Hemingway, Not Faulkner

“Our town” is almost Hemingway-esque in its minimalism. Very few words in this 60-second commercial, yet each one is paired perfectly with its images.

It’s a fine line we walk when trying to persuade people. You want to use exactly as many words as it takes, but not one more. And it is far easier to err on the side of “too many” than on the side of “too few.”

This ad conveys so much emotion and atmosphere with so few words. It is almost an art piece by itself.

Keep it short.

Keep it direct.

Small, precise hammer blows will shatter the largest boulder.

Imply and Infer

The ad has no obvious sales pitch. No discussion at all about product features or product benefits. A less adept advertiser would do something trite. The pitch would go something like this:

Let’s show a party with hordes of wealthy attractive 20-somethings laughing together. And Jack Daniels whisky is the centerpiece of the party.

You know exactly what I’m talking about.

“Our Town” is the polar opposite of that sort of advertising.

In fact, the words “Jack Daniels” are spoken just twice in this commercial. And one of those times is in reference to the people who are direct descendents of the man Jack Daniels.

The only image of the product itself appears on screen for a mere 3 seconds.

In short, if you were a beginning marketing student, you might think this ad did a lousy job of selling whisky.

And you could not be more wrong.

So why does it work?

Identity Trumps Everything

This ad is one of the rare ones that operates at the deepest level of persuasion – the level of Identity.

To review, persuasion can happen at three levels:

  1. Facts
  2. Analogy
  3. Identity

The only Facts in the “Our Town” ad are facts about people. Nothing about the product.

The ad is completely lacking in Analogy.

But the ad hammers Identity.

It evokes almost every pleasant emotions that human beings enjoy:

  • Community
  • Individuality
  • Duty
  • Loyalty
  • Tradition
  • A little rebellion thrown in for good measure
  • Humility in their success
  • Pride in their skill
  • Home

The message is clear, even though it is never stated in words:

Good people enjoy making Jack Daniels. Good people enjoy drinking Jack Daniels. You’re a good person.

Watch and learn, Grasshopper. Watch and learn.

Why a Powerful Brand Can Survive Lousy Quality

Harley-Davidson suffered through some awful years because of terrible product quality – years that would have destroyed most companies. Yet they survived and came back stronger than ever.

Harley had an advantage most companies don’t: an extraordinary emotional connection with their marketplace.

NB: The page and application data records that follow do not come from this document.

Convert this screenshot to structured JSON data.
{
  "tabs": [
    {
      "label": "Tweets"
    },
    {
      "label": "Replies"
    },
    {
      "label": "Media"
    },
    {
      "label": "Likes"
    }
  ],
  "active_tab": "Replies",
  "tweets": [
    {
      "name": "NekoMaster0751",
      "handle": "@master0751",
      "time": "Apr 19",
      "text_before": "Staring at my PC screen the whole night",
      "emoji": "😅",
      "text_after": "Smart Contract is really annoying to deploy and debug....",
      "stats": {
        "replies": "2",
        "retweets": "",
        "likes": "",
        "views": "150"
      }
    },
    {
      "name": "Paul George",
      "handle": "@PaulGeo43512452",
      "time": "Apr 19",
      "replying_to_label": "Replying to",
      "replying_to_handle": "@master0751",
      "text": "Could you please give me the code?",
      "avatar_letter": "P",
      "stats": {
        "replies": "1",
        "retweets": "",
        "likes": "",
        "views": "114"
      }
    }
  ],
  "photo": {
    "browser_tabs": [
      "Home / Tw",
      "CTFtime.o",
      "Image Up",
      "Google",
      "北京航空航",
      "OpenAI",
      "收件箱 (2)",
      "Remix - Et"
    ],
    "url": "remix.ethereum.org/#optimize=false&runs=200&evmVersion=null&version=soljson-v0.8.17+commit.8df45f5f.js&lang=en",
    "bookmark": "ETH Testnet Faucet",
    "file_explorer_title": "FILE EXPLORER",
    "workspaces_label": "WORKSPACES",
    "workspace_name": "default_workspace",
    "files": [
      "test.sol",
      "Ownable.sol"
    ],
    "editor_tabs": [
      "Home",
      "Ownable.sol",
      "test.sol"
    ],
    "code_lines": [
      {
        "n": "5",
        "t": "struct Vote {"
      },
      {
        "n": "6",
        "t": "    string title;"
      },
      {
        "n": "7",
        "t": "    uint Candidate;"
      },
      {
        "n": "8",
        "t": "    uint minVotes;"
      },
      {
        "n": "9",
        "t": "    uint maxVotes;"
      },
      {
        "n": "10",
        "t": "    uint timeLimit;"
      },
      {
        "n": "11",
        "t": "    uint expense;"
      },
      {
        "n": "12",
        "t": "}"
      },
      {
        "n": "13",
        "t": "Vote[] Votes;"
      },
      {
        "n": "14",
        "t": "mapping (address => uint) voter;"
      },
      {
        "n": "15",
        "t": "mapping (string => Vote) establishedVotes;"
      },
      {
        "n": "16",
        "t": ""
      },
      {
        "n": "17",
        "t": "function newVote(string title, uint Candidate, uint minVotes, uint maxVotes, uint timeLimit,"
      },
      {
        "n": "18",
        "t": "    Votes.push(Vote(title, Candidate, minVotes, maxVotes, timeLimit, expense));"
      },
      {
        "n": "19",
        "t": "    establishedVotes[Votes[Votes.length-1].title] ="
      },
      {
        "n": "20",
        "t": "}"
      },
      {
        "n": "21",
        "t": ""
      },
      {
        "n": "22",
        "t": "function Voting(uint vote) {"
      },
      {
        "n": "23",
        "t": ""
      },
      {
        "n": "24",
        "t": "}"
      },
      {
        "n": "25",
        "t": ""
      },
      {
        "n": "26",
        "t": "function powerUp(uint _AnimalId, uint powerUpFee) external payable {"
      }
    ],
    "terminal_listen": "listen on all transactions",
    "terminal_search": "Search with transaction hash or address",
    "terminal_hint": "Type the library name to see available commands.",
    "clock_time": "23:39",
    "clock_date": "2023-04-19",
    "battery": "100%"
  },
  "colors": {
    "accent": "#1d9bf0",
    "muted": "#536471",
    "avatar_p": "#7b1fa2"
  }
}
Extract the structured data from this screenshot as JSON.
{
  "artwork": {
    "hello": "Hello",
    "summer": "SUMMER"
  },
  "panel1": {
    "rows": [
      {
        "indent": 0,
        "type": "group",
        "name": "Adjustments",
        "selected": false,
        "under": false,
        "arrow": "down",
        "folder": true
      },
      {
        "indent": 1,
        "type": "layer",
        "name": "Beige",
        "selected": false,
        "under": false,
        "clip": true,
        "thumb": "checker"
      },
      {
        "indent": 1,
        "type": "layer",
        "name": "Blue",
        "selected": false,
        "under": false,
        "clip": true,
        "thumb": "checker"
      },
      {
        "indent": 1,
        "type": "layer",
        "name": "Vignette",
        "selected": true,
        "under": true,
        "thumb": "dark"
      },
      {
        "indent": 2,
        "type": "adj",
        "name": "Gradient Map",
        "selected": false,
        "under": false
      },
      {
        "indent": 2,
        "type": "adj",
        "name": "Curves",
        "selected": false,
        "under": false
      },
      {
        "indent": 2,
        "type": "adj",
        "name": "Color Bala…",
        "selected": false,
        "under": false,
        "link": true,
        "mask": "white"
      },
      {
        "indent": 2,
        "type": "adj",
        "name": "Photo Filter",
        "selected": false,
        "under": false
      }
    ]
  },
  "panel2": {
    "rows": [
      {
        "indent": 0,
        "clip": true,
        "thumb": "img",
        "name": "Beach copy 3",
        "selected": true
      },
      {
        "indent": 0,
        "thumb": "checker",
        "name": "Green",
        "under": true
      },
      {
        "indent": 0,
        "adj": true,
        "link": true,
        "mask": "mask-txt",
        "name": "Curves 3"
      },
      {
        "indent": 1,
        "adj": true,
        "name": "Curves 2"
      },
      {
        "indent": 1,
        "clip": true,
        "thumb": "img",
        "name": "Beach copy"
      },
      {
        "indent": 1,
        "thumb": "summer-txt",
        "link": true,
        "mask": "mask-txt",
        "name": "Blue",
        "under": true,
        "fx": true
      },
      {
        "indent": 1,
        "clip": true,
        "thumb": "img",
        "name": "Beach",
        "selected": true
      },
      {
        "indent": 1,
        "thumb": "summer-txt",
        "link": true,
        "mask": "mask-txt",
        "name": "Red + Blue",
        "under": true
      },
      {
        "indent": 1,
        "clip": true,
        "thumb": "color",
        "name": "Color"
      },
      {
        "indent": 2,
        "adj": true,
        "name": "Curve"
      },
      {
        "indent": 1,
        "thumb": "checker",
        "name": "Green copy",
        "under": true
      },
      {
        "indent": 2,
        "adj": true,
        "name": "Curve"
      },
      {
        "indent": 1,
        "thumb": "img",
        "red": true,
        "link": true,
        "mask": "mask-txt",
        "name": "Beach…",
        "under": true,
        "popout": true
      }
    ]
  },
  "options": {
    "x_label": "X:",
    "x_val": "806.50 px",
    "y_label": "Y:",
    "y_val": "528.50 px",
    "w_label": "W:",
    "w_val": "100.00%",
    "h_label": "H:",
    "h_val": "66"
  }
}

How can you make your brand’s persona impossible to resist? Learn more.


What are the scientifically sound ways to make an impact on your audience? Learn How to Craft an Irresistible Persona.